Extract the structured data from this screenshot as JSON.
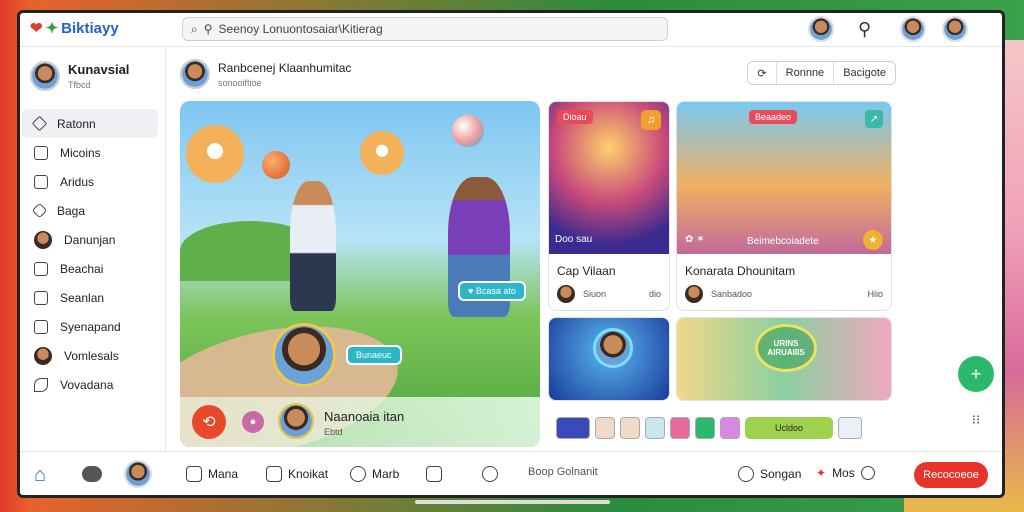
{
  "app": {
    "logo_text": "Biktiayy"
  },
  "search": {
    "text": "Seenoy Lonuontosaiar\\Kitierag"
  },
  "sidebar": {
    "profile": {
      "name": "Kunavsial",
      "sub": "Tfbcd"
    },
    "items": [
      {
        "label": "Ratonn",
        "icon": "home-icon"
      },
      {
        "label": "Micoins",
        "icon": "list-icon"
      },
      {
        "label": "Aridus",
        "icon": "square-icon"
      },
      {
        "label": "Baga",
        "icon": "tag-icon"
      },
      {
        "label": "Danunjan",
        "icon": "avatar-icon"
      },
      {
        "label": "Beachai",
        "icon": "chat-icon"
      },
      {
        "label": "Seanlan",
        "icon": "layers-icon"
      },
      {
        "label": "Syenapand",
        "icon": "grid-icon"
      },
      {
        "label": "Vomlesals",
        "icon": "avatar-icon"
      },
      {
        "label": "Vovadana",
        "icon": "leaf-icon"
      }
    ]
  },
  "channel": {
    "title": "Ranbcenej Klaanhumitac",
    "sub": "sonooiftioe"
  },
  "actions": {
    "a1": "Ronnne",
    "a2": "Bacigote"
  },
  "hero": {
    "tag1": "Bcasa ato",
    "tag2": "Bunaeuc",
    "bar_title": "Naanoaia itan",
    "bar_sub": "Ebtd"
  },
  "cards": [
    {
      "caption": "Cap Vilaan",
      "meta": "Siuon",
      "meta_right": "dio",
      "pill": "Dioau",
      "badge": "Doo sau"
    },
    {
      "caption": "Konarata Dhounitam",
      "meta": "Sanbadoo",
      "meta_right": "Hiio",
      "pill": "Beaadeo",
      "badge": "Beimebcoiadete"
    }
  ],
  "lower_cards": [
    {
      "label": ""
    },
    {
      "label": "URINS AIRUAIIIS"
    }
  ],
  "thumb_strip": {
    "wide_label": "Ucldoo"
  },
  "bottombar": {
    "items": [
      "Mana",
      "Knoikat",
      "Marb",
      ""
    ],
    "center_label": "Boop Golnanit",
    "right1": "Songan",
    "right2": "Mos",
    "subscribe": "Recocoeoe"
  }
}
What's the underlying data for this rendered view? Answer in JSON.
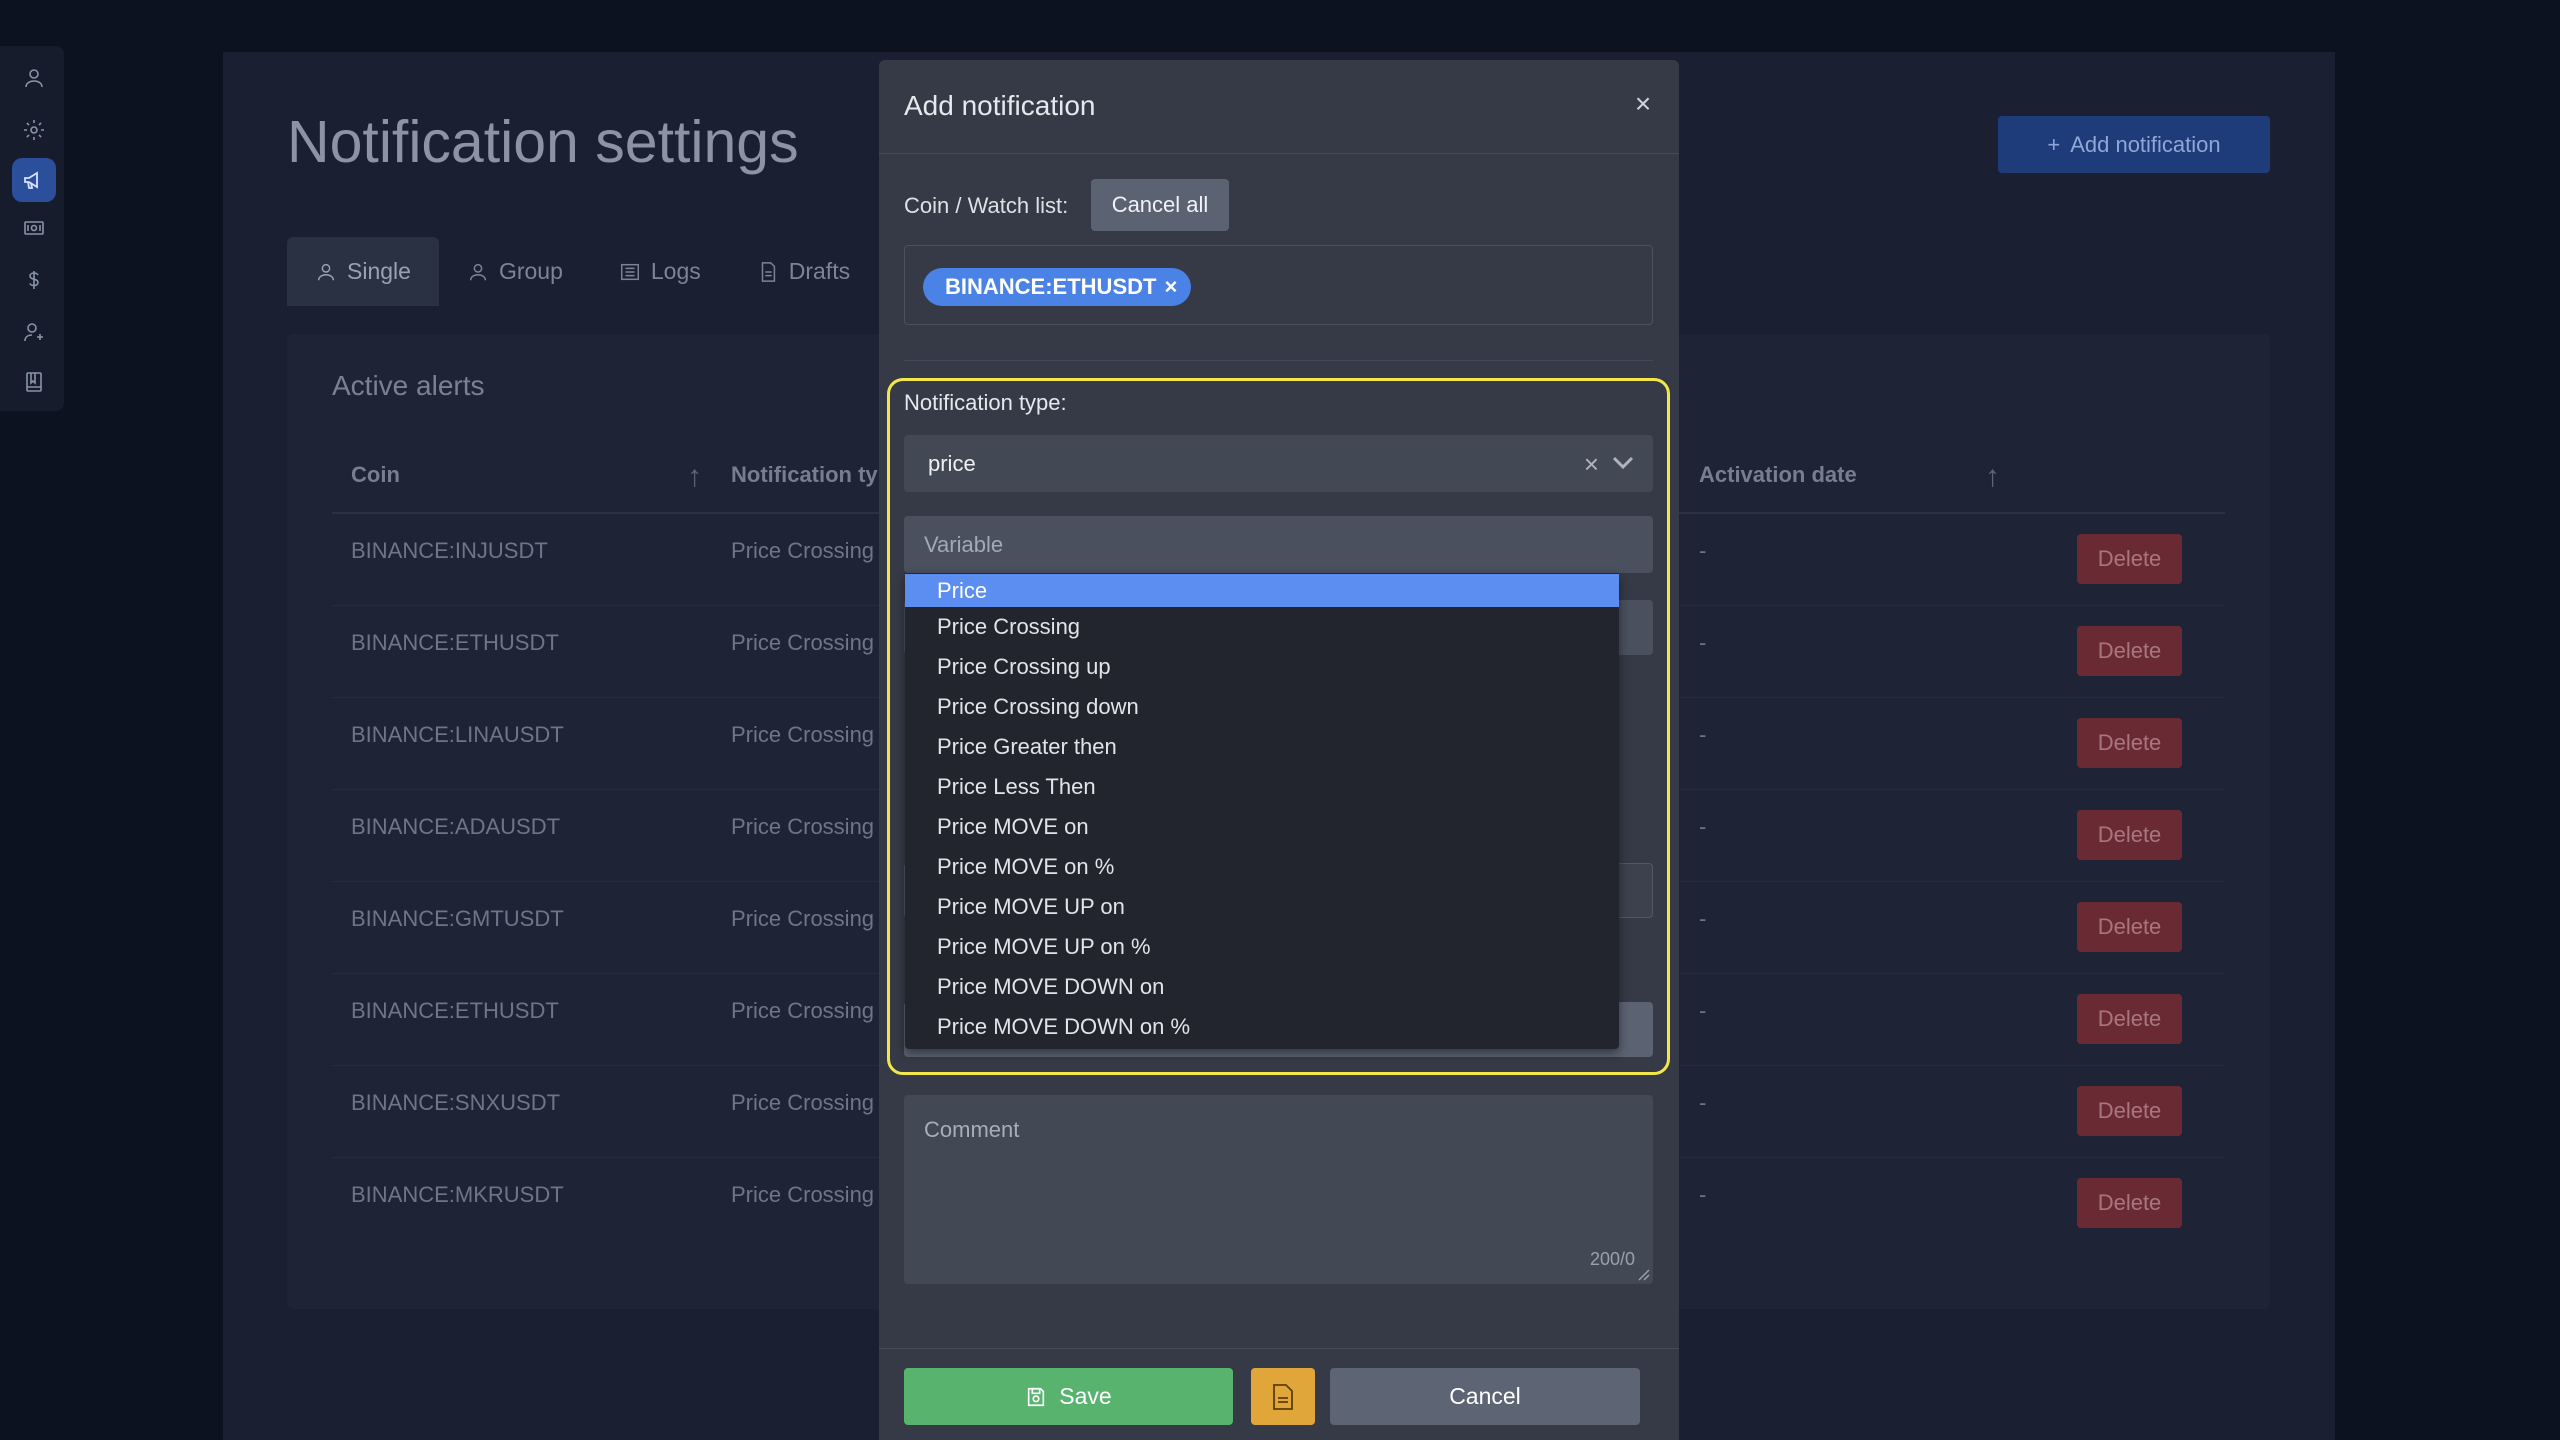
{
  "page": {
    "title": "Notification settings",
    "add_button": "Add notification"
  },
  "tabs": [
    {
      "label": "Single"
    },
    {
      "label": "Group"
    },
    {
      "label": "Logs"
    },
    {
      "label": "Drafts"
    }
  ],
  "alerts": {
    "title": "Active alerts",
    "headers": {
      "coin": "Coin",
      "type": "Notification ty",
      "activation": "Activation date"
    },
    "rows": [
      {
        "coin": "BINANCE:INJUSDT",
        "type": "Price Crossing",
        "activation": "-"
      },
      {
        "coin": "BINANCE:ETHUSDT",
        "type": "Price Crossing",
        "activation": "-"
      },
      {
        "coin": "BINANCE:LINAUSDT",
        "type": "Price Crossing",
        "activation": "-"
      },
      {
        "coin": "BINANCE:ADAUSDT",
        "type": "Price Crossing",
        "activation": "-"
      },
      {
        "coin": "BINANCE:GMTUSDT",
        "type": "Price Crossing",
        "activation": "-"
      },
      {
        "coin": "BINANCE:ETHUSDT",
        "type": "Price Crossing",
        "activation": "-"
      },
      {
        "coin": "BINANCE:SNXUSDT",
        "type": "Price Crossing",
        "activation": "-"
      },
      {
        "coin": "BINANCE:MKRUSDT",
        "type": "Price Crossing",
        "activation": "-"
      }
    ],
    "delete_label": "Delete"
  },
  "modal": {
    "title": "Add notification",
    "coin_label": "Coin / Watch list:",
    "cancel_all": "Cancel all",
    "chip": "BINANCE:ETHUSDT",
    "notification_type_label": "Notification type:",
    "type_value": "price",
    "variable_placeholder": "Variable",
    "options": [
      "Price",
      "Price Crossing",
      "Price Crossing up",
      "Price Crossing down",
      "Price Greater then",
      "Price Less Then",
      "Price MOVE on",
      "Price MOVE on %",
      "Price MOVE UP on",
      "Price MOVE UP on %",
      "Price MOVE DOWN on",
      "Price MOVE DOWN on %"
    ],
    "comment_placeholder": "Comment",
    "comment_counter": "200/0",
    "save": "Save",
    "cancel": "Cancel"
  },
  "colors": {
    "accent": "#5b8ef0",
    "highlight": "#f1e64a",
    "save": "#58b36e",
    "draft": "#e0a63a",
    "delete": "#6a2a34"
  }
}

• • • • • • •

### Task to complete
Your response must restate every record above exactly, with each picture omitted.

### Answer space
Extract the structured data from this screenshot as JSON.
{
  "app": {
    "logo_text": "Biktiayy"
  },
  "search": {
    "text": "Seenoy Lonuontosaiar\\Kitierag"
  },
  "sidebar": {
    "profile": {
      "name": "Kunavsial",
      "sub": "Tfbcd"
    },
    "items": [
      {
        "label": "Ratonn",
        "icon": "home-icon"
      },
      {
        "label": "Micoins",
        "icon": "list-icon"
      },
      {
        "label": "Aridus",
        "icon": "square-icon"
      },
      {
        "label": "Baga",
        "icon": "tag-icon"
      },
      {
        "label": "Danunjan",
        "icon": "avatar-icon"
      },
      {
        "label": "Beachai",
        "icon": "chat-icon"
      },
      {
        "label": "Seanlan",
        "icon": "layers-icon"
      },
      {
        "label": "Syenapand",
        "icon": "grid-icon"
      },
      {
        "label": "Vomlesals",
        "icon": "avatar-icon"
      },
      {
        "label": "Vovadana",
        "icon": "leaf-icon"
      }
    ]
  },
  "channel": {
    "title": "Ranbcenej Klaanhumitac",
    "sub": "sonooiftioe"
  },
  "actions": {
    "a1": "Ronnne",
    "a2": "Bacigote"
  },
  "hero": {
    "tag1": "Bcasa ato",
    "tag2": "Bunaeuc",
    "bar_title": "Naanoaia itan",
    "bar_sub": "Ebtd"
  },
  "cards": [
    {
      "caption": "Cap Vilaan",
      "meta": "Siuon",
      "meta_right": "dio",
      "pill": "Dioau",
      "badge": "Doo sau"
    },
    {
      "caption": "Konarata Dhounitam",
      "meta": "Sanbadoo",
      "meta_right": "Hiio",
      "pill": "Beaadeo",
      "badge": "Beimebcoiadete"
    }
  ],
  "lower_cards": [
    {
      "label": ""
    },
    {
      "label": "URINS AIRUAIIIS"
    }
  ],
  "thumb_strip": {
    "wide_label": "Ucldoo"
  },
  "bottombar": {
    "items": [
      "Mana",
      "Knoikat",
      "Marb",
      ""
    ],
    "center_label": "Boop Golnanit",
    "right1": "Songan",
    "right2": "Mos",
    "subscribe": "Recocoeoe"
  }
}
What's the underlying data for this rendered view? Answer in JSON.
{
  "page": {
    "title": "Notification settings",
    "add_button": "Add notification"
  },
  "tabs": [
    {
      "label": "Single"
    },
    {
      "label": "Group"
    },
    {
      "label": "Logs"
    },
    {
      "label": "Drafts"
    }
  ],
  "alerts": {
    "title": "Active alerts",
    "headers": {
      "coin": "Coin",
      "type": "Notification ty",
      "activation": "Activation date"
    },
    "rows": [
      {
        "coin": "BINANCE:INJUSDT",
        "type": "Price Crossing",
        "activation": "-"
      },
      {
        "coin": "BINANCE:ETHUSDT",
        "type": "Price Crossing",
        "activation": "-"
      },
      {
        "coin": "BINANCE:LINAUSDT",
        "type": "Price Crossing",
        "activation": "-"
      },
      {
        "coin": "BINANCE:ADAUSDT",
        "type": "Price Crossing",
        "activation": "-"
      },
      {
        "coin": "BINANCE:GMTUSDT",
        "type": "Price Crossing",
        "activation": "-"
      },
      {
        "coin": "BINANCE:ETHUSDT",
        "type": "Price Crossing",
        "activation": "-"
      },
      {
        "coin": "BINANCE:SNXUSDT",
        "type": "Price Crossing",
        "activation": "-"
      },
      {
        "coin": "BINANCE:MKRUSDT",
        "type": "Price Crossing",
        "activation": "-"
      }
    ],
    "delete_label": "Delete"
  },
  "modal": {
    "title": "Add notification",
    "coin_label": "Coin / Watch list:",
    "cancel_all": "Cancel all",
    "chip": "BINANCE:ETHUSDT",
    "notification_type_label": "Notification type:",
    "type_value": "price",
    "variable_placeholder": "Variable",
    "options": [
      "Price",
      "Price Crossing",
      "Price Crossing up",
      "Price Crossing down",
      "Price Greater then",
      "Price Less Then",
      "Price MOVE on",
      "Price MOVE on %",
      "Price MOVE UP on",
      "Price MOVE UP on %",
      "Price MOVE DOWN on",
      "Price MOVE DOWN on %"
    ],
    "comment_placeholder": "Comment",
    "comment_counter": "200/0",
    "save": "Save",
    "cancel": "Cancel"
  },
  "colors": {
    "accent": "#5b8ef0",
    "highlight": "#f1e64a",
    "save": "#58b36e",
    "draft": "#e0a63a",
    "delete": "#6a2a34"
  }
}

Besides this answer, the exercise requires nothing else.